**WHAT TO PRODUCE**
Copy each line from the data that has the word "carried" in it.

(Beginning of STUDY MATERIAL)

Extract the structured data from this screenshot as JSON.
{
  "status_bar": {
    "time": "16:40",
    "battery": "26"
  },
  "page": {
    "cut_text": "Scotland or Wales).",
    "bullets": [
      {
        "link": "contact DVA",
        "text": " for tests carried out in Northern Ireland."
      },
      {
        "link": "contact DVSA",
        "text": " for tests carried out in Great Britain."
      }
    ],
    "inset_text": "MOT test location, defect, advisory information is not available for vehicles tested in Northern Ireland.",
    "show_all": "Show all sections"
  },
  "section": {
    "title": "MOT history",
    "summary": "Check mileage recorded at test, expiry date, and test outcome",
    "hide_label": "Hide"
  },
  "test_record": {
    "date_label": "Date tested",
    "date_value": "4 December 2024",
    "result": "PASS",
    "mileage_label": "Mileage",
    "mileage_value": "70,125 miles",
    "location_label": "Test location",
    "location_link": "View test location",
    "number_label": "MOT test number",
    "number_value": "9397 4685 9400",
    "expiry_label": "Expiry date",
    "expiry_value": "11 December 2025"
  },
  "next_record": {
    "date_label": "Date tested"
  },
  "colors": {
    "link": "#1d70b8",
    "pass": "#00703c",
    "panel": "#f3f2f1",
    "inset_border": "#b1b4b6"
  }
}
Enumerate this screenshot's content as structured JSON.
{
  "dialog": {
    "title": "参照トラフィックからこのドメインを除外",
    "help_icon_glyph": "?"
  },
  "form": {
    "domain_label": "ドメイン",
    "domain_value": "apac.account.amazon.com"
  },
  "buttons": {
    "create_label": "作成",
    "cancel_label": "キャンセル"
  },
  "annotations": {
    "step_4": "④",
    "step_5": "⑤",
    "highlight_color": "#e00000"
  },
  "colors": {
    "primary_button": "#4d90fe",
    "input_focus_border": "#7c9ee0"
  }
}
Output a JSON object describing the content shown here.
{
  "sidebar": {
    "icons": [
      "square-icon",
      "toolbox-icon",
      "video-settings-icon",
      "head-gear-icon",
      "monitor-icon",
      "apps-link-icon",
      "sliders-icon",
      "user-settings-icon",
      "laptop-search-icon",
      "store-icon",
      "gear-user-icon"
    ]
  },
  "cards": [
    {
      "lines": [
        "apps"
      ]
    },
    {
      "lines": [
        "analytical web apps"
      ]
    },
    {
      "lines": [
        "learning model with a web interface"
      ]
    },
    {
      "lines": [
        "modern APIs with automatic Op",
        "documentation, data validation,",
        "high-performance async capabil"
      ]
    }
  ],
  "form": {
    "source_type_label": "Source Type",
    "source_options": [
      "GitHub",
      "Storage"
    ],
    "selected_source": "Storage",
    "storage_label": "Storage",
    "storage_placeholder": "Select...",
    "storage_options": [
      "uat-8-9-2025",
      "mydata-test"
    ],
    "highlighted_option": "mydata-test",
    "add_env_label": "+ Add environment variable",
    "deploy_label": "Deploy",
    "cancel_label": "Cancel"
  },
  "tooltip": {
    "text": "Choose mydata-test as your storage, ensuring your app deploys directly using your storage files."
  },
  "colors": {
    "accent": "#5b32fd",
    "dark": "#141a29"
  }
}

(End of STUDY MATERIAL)

**REPLY**
        "text": " for tests carried out in Northern Ireland."
        "text": " for tests carried out in Great Britain."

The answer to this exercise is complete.